Recent economic data in the United States has been largely positive, with lower inflation, minimal unemployment, and steady GDP growth. However, a significant worry emerges: many American workers are facing all-time high level of financial stress, as revealed in a detailed study by Guardian Life Insurance Company of America.
The findings from Guardian’s ‘12th Annual Workplace Benefits Study,’ based on a survey of over 4,000 employees and workplace benefits decision-makers, illustrate a notably complex trend. Employee well-being has experienced a significant downturn, about to its lowest level in 12 years.
Meanwhile, financial stress has hit an all-time high, underscoring the harsh reality where 4‑in-10 (38%) workers find themselves living paycheck to paycheck. Even more interestingly, a third of respondents reported heightened anxiety, depression, or stress in recent years, directly linked to financial worries.

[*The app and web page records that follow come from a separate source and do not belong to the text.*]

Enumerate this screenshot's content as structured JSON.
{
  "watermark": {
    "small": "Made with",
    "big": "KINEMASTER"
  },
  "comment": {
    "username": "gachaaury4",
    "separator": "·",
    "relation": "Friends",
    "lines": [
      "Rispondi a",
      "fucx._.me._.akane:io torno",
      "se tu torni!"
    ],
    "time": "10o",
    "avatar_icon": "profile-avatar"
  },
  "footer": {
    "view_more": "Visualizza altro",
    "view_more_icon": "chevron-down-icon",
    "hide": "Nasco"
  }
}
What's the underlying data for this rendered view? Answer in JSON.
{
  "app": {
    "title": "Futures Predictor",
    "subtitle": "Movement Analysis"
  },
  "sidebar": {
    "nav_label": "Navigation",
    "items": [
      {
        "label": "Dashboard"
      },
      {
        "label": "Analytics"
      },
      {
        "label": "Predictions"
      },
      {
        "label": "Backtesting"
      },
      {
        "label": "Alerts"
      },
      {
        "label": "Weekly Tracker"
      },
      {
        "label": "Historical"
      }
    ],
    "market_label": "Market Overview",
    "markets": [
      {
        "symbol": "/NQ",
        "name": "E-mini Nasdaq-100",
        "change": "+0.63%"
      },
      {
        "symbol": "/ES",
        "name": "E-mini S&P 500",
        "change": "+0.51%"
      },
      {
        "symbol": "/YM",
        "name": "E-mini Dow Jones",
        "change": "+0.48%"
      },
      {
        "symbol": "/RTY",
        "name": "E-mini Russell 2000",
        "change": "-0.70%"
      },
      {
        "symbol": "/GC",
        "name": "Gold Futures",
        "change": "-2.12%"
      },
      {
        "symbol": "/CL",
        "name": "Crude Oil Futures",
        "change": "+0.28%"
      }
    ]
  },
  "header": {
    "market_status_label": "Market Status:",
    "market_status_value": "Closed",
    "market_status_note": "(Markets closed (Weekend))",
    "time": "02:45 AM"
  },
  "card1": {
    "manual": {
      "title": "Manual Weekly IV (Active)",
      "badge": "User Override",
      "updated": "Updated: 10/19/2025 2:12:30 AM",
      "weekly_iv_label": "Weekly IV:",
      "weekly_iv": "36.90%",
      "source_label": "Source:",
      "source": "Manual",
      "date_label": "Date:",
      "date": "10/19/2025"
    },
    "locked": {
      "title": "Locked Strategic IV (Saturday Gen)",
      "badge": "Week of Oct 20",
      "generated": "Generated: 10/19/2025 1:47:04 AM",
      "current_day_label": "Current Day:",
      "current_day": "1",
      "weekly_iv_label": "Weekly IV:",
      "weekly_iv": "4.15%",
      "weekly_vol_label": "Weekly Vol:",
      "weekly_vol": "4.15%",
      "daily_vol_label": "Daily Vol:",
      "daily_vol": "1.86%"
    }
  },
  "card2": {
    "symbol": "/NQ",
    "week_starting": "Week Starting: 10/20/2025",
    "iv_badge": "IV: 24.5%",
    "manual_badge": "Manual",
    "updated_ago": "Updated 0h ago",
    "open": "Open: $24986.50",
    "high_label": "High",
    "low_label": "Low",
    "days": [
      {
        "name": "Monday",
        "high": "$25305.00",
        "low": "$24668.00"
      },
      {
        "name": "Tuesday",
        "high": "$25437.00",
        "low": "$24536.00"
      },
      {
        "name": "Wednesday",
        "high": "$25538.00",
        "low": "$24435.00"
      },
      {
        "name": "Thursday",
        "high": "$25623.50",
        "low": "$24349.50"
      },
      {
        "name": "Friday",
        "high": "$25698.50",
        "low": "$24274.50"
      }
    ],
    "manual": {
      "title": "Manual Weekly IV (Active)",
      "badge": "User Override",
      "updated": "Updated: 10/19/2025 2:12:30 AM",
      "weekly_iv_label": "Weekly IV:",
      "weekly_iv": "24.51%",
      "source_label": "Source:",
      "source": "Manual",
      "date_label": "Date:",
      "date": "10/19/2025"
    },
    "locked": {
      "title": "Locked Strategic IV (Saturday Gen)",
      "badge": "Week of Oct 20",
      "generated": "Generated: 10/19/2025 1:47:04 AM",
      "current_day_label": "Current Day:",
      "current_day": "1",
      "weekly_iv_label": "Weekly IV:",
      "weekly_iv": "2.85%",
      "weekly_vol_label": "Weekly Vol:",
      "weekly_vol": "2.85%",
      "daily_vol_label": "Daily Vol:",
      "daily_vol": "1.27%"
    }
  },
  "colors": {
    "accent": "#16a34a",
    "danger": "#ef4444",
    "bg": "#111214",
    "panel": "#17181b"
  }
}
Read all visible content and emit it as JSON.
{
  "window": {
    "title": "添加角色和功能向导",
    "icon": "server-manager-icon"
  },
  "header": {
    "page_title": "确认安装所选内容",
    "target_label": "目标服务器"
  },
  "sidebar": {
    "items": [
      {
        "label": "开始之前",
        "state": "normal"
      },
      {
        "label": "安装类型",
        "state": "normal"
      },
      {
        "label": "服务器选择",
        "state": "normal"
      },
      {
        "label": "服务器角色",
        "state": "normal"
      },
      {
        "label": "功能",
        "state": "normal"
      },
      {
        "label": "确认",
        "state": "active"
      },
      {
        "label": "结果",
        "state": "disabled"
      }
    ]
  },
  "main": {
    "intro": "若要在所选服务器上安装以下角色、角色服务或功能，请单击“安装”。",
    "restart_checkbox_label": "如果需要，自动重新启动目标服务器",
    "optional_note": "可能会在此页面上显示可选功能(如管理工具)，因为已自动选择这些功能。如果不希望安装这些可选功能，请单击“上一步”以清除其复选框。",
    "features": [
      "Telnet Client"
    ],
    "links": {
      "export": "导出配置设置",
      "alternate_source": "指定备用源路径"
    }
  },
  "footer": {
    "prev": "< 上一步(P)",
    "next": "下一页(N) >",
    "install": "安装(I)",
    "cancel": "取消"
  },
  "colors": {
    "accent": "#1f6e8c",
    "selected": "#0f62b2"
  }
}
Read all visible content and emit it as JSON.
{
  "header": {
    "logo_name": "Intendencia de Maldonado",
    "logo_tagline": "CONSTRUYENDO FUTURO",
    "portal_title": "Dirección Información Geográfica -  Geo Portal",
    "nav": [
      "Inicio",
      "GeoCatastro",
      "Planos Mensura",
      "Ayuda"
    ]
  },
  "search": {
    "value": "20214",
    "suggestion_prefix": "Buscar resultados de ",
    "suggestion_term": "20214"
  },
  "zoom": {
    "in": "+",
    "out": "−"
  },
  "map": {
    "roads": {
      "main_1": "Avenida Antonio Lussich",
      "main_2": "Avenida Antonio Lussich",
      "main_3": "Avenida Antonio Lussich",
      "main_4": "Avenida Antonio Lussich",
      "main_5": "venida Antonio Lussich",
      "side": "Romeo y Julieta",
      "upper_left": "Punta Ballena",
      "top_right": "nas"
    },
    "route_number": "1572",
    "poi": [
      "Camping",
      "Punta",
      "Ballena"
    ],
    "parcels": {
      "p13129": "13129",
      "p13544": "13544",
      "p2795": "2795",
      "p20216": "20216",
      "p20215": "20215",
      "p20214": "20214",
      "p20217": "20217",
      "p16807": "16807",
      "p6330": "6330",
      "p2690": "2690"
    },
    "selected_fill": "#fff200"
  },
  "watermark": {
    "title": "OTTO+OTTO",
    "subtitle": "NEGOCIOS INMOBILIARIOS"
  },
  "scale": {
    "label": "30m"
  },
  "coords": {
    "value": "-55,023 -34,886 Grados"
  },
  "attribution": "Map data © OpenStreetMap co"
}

Factors contributing to this prevailing stress include economic uncertainties, inflationary pressures, debt management challenges, inadequate retirement provisions, and notably, a lack of comprehensive workplace benefits addressing mental health concerns.
Despite positive economic indicators, such as a decrease in unemployment to 3.90% in October 2023 and an increase in GDP growth to the current level of 22.49 trillion USD from 22.23 trillion USD last quarter and 21.85 trillion USD a year ago, workers’ perceptions remain notably pessimistic, as reported by the Guardian news site.
Meanwhile, a survey by CNBC and SurveyMonkey reflects similar sentiments, demonstrating that over 70% of employed Americans are under substantial stress due to their personal financial situations. This distress is intensified by the fact that over half of these individuals are consistently reliant on living from one paycheck to another.
Moreover, the survey has highlighted the pivotal role of homeownership in reducing financial stress, noting lower stress levels among homeowners compared to non-homeowners.
Crucially, these studies emphasize the huge impact of financial strain on mental health. Economic factors, particularly the absence of adequate emergency savings, are identified as primary contributors to adverse mental health effects resulting from financial stress. Specific vulnerable groups include women, lower-income households, and middle generations (ages 27 to 58), all contending with persistent financial strains.
Factors such as inflation, escalating interest rates, and income instability significantly contribute to financial anxiety among individuals.
According to Laura Wronski, Director of Research at SurveyMonkey, inflation is still the primary source of stress for Americans these days, but “this survey reveals pockets of relief for certain lucky people.”
“If you’re lucky enough to own a home, you probably have a very low mortgage rate; that alone clearly relieves some of the day-to-day financial strain,” CNBC reported Wronski as saying.
Notably, inflated consumer prices directly impact emergency savings, debt management, and discretionary spending, magnifying overall stress levels.
Experts recommend several strategies to manage financial stress during challenging periods. These include focusing on controllable spending, such as reducing grocery bills by opting for store brands. In addition to this, exploring opportunities to increase income through negotiations for raises, extra work hours, or side gigs can alleviate financial strain.
Prioritizing essential bills, establishing a savings plan, tracking financial progress, communicating with lenders for potential solutions, and seeking advice from financial experts are also suggested to reduce financial stress.